From the entries that follow, copy every line with the word "title".

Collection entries
Content starts

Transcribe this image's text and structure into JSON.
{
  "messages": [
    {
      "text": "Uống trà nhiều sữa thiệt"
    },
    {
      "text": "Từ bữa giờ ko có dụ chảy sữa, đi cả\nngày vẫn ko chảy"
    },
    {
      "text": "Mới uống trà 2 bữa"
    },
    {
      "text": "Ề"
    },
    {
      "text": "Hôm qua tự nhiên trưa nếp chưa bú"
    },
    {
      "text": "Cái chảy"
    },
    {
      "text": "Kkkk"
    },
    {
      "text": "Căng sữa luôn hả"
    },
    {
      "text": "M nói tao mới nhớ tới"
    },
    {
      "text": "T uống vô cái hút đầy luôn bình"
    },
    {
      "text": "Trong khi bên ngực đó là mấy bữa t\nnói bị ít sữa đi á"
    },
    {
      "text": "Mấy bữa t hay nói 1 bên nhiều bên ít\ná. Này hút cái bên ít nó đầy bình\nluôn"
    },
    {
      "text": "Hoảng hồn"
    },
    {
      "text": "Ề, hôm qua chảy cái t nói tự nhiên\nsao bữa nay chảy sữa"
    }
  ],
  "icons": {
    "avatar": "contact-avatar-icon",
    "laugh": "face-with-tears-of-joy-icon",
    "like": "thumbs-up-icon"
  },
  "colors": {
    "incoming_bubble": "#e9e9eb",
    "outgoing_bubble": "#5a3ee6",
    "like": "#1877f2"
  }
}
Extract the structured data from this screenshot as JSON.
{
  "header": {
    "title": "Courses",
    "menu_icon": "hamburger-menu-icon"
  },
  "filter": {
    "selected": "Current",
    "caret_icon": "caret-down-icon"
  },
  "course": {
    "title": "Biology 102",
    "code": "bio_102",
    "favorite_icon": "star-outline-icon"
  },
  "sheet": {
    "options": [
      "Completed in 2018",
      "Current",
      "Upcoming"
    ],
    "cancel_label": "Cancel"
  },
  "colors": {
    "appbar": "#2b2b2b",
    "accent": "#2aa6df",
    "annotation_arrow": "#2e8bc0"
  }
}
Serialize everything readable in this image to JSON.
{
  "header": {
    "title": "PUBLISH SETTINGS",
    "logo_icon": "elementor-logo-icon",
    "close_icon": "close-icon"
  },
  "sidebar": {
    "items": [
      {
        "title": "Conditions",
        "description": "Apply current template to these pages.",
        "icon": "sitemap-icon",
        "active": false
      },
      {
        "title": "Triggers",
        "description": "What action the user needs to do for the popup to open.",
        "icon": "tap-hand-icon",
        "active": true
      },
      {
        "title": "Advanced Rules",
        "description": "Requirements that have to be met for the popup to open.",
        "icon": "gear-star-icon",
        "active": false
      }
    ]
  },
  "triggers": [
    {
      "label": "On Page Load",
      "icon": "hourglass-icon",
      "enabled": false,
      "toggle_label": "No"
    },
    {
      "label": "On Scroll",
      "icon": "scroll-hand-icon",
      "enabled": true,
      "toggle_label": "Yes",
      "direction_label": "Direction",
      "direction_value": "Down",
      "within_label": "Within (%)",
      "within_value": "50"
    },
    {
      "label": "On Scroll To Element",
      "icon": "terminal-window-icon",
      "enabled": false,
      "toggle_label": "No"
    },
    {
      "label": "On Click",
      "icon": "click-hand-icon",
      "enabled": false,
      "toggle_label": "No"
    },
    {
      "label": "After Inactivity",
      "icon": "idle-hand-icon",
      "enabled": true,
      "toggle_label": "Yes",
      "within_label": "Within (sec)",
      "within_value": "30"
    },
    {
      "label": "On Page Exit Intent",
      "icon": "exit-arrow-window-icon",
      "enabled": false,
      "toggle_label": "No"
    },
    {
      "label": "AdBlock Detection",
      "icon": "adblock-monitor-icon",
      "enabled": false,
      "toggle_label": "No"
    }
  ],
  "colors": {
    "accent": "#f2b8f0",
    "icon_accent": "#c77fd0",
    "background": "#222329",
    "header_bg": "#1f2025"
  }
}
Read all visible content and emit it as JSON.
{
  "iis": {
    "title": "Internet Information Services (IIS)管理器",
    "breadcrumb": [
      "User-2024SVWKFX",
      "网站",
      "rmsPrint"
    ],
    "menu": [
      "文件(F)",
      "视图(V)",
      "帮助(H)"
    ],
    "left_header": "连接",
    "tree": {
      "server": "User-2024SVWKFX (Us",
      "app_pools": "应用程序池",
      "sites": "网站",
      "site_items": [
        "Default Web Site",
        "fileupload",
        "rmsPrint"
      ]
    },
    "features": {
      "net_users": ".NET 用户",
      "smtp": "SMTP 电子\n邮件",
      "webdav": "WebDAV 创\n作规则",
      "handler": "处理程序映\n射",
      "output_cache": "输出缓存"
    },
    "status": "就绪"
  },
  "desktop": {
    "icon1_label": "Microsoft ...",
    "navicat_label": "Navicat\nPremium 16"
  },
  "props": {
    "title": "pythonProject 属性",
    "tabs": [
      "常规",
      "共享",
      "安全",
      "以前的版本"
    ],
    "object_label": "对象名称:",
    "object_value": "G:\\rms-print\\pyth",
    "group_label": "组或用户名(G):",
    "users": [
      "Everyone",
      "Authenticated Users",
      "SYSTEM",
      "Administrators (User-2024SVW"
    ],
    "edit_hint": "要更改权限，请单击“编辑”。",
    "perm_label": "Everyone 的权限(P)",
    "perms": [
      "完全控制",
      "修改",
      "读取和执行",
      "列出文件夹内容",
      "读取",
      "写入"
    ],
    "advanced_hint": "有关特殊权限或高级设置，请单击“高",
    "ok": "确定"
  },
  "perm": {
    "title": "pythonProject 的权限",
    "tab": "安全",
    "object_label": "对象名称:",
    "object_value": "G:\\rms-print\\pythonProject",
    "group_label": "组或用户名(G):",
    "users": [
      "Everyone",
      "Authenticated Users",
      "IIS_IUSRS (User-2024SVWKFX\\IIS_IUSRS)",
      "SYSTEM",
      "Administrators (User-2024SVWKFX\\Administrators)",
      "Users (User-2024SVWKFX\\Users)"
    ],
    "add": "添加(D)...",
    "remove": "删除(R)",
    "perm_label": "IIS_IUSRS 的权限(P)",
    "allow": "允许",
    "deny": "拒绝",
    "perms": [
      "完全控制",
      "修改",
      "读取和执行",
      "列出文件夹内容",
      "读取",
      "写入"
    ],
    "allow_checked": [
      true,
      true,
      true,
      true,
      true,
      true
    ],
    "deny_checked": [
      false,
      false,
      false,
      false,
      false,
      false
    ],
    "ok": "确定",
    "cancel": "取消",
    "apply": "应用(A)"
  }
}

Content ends

**Result below:**
    "title": "Courses",
    "title": "Biology 102",
    "title": "PUBLISH SETTINGS",
        "title": "Conditions",
        "title": "Triggers",
        "title": "Advanced Rules",
    "title": "Internet Information Services (IIS)管理器",
    "title": "pythonProject 属性",
    "title": "pythonProject 的权限",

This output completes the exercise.